PROBLEM TO SOLVE: Find all the lines in the entries below that hold the word "content" and copy them.
START DATASET EXCERPTS
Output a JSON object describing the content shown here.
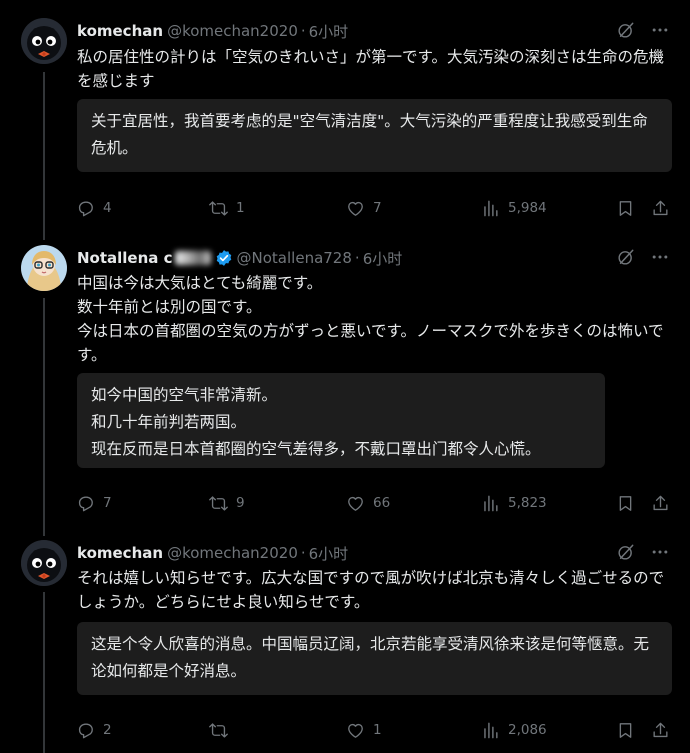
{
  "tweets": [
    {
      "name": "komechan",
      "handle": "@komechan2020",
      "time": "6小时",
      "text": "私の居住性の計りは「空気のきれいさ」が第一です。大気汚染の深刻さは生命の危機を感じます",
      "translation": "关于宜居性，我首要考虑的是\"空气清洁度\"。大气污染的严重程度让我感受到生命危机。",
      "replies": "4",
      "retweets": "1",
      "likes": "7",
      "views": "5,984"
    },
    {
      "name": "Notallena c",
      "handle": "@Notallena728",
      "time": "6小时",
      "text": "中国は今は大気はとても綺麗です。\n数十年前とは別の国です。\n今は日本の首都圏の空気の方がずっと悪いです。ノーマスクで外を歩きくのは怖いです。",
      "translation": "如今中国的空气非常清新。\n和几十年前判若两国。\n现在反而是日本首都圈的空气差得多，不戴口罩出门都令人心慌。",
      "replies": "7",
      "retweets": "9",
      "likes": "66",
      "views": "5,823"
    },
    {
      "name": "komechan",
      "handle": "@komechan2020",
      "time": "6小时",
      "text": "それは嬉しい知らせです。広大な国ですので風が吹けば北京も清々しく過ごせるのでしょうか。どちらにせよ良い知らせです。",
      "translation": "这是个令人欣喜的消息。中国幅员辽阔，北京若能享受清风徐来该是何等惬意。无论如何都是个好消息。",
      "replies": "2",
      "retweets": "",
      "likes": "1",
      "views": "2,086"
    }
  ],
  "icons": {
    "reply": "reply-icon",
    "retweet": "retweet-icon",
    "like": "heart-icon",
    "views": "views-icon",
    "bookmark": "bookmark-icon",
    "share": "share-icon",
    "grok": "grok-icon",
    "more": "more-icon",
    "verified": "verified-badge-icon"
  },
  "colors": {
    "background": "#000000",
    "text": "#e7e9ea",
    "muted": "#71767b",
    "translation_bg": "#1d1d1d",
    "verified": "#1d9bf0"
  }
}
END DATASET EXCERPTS
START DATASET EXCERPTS
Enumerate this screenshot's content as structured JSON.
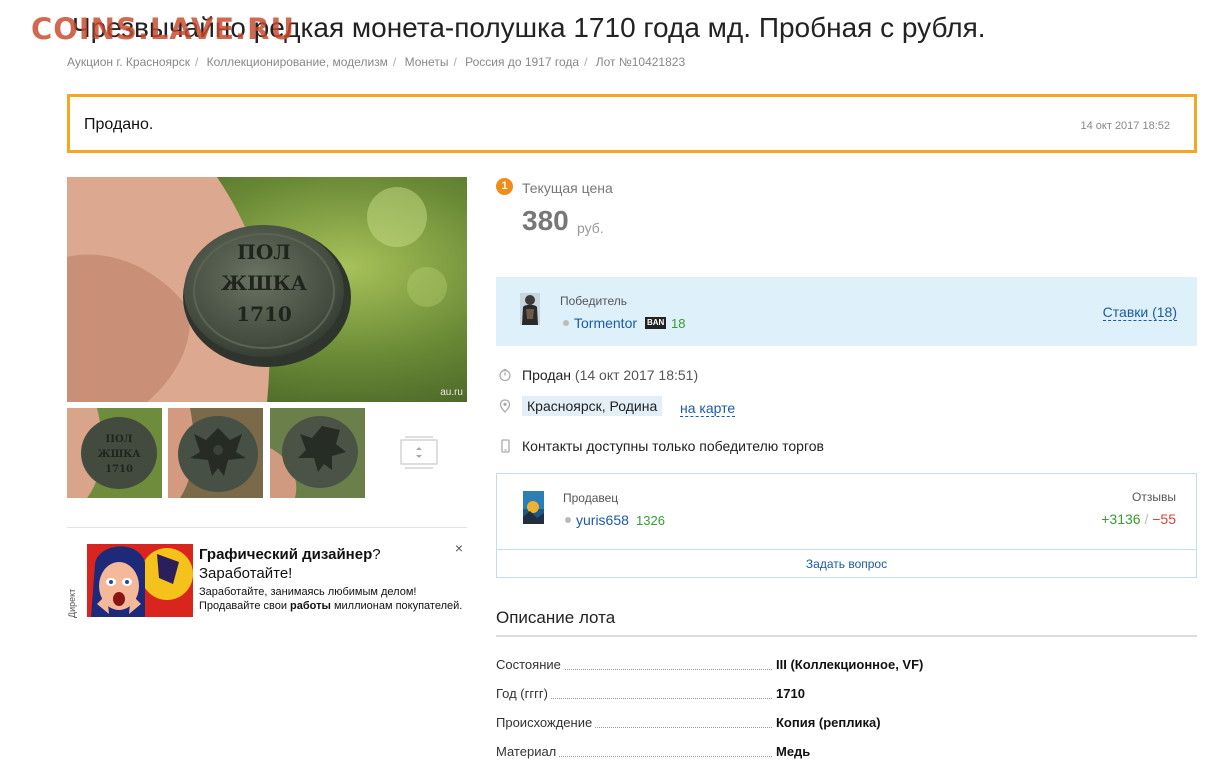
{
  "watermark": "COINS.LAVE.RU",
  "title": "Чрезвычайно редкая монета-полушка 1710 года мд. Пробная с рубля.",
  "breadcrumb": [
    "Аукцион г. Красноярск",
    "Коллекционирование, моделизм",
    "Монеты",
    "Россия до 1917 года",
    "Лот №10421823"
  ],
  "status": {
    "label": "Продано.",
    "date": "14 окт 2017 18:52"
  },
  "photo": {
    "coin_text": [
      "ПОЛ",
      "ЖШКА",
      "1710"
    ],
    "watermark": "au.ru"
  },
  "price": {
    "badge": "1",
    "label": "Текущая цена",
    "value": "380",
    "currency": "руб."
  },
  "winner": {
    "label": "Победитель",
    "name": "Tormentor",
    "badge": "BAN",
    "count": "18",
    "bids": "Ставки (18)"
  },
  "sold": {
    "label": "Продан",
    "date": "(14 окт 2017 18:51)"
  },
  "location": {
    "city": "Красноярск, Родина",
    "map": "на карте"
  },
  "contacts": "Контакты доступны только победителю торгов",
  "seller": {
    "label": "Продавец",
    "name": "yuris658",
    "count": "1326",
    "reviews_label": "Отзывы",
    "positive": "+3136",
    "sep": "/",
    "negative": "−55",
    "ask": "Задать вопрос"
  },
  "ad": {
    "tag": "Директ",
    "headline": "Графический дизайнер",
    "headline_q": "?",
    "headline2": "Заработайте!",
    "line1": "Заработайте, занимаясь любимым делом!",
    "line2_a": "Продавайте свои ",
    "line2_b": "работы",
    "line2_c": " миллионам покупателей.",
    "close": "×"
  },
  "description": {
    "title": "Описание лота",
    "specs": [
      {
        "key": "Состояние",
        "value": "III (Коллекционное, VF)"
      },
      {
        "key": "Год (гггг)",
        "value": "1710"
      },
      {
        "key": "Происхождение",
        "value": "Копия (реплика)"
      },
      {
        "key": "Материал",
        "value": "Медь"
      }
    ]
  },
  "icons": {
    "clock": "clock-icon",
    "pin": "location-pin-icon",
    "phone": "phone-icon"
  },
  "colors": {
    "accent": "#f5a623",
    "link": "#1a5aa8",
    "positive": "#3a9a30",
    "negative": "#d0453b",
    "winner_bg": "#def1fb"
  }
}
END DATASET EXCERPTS
ANSWER SPACE:
Output a JSON object describing the content shown here.
Enumerate this screenshot's content as structured JSON.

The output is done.